▸ **Task to complete**
Which lines in the data below contain the word "handle"? Return each of them.

(Web page and app entries)
——
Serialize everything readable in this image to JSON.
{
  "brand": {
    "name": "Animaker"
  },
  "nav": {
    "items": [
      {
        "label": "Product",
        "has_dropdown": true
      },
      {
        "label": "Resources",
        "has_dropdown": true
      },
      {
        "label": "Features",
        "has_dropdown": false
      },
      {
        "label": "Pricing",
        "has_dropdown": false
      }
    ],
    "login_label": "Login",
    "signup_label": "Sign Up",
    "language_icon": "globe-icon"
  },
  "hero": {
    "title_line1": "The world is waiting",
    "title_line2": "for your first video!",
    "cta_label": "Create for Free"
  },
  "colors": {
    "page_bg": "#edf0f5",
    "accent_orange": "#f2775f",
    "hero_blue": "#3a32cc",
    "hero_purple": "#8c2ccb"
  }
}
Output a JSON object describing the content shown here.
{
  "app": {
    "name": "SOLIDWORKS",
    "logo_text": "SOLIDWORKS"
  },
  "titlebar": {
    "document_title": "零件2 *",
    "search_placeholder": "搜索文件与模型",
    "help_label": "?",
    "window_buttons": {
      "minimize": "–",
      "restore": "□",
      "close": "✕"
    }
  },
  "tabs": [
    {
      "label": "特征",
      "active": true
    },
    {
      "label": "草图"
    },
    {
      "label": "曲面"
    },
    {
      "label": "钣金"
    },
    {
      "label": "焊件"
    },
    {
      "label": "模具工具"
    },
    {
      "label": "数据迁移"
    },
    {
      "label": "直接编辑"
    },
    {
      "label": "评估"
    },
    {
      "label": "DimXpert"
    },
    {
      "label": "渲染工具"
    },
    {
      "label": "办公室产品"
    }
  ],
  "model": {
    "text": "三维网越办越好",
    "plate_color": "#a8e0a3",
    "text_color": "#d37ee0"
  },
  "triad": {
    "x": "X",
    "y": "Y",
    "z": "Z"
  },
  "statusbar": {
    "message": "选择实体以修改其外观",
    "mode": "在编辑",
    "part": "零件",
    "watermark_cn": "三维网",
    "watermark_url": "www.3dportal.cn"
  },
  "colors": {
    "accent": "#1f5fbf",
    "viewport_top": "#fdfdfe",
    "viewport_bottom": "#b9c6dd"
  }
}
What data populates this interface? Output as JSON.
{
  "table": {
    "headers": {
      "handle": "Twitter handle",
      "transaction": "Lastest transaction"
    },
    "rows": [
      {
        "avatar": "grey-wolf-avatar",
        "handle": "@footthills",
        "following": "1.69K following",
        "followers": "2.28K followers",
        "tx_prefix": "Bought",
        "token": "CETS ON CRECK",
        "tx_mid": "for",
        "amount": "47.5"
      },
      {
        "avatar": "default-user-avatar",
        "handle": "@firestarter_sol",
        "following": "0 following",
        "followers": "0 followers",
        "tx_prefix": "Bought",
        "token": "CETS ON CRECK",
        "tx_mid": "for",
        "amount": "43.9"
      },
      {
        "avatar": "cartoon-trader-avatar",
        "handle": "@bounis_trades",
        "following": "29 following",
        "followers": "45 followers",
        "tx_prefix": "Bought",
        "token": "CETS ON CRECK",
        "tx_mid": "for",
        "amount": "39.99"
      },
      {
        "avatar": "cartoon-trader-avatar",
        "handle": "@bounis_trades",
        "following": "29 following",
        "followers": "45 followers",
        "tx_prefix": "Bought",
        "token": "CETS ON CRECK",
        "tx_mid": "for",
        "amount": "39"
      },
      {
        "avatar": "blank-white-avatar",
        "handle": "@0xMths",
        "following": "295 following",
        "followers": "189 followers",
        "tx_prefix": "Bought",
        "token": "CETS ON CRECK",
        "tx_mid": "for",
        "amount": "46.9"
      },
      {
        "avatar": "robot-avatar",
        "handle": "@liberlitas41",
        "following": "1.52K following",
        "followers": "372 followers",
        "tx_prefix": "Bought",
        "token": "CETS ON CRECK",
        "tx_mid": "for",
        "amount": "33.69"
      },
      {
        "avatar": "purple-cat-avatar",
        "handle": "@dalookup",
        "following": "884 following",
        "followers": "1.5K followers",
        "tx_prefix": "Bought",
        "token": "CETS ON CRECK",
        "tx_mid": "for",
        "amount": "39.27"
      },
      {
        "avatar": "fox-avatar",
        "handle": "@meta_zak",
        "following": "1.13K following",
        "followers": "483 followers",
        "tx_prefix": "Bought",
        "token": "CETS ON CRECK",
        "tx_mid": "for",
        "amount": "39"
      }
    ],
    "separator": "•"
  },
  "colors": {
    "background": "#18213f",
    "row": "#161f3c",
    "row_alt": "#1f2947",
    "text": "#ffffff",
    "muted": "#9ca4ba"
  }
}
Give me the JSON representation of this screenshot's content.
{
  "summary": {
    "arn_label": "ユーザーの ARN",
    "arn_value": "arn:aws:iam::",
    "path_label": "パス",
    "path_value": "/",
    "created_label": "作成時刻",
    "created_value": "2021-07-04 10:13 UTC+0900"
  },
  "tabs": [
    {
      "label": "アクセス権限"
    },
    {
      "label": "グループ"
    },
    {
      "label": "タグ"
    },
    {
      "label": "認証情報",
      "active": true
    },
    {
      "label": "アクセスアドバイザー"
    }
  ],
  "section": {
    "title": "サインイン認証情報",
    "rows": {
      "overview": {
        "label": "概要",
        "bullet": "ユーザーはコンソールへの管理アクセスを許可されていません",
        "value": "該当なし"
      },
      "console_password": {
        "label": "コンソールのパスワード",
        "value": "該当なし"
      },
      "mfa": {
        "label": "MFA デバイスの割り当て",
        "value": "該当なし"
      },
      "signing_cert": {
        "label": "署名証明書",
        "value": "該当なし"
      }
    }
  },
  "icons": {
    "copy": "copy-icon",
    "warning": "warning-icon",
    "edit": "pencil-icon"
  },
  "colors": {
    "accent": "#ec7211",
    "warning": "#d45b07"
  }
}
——
▸ **Written reply**
      "handle": "Twitter handle",
        "handle": "@footthills",
        "handle": "@firestarter_sol",
        "handle": "@bounis_trades",
        "handle": "@bounis_trades",
        "handle": "@0xMths",
        "handle": "@liberlitas41",
        "handle": "@dalookup",
        "handle": "@meta_zak",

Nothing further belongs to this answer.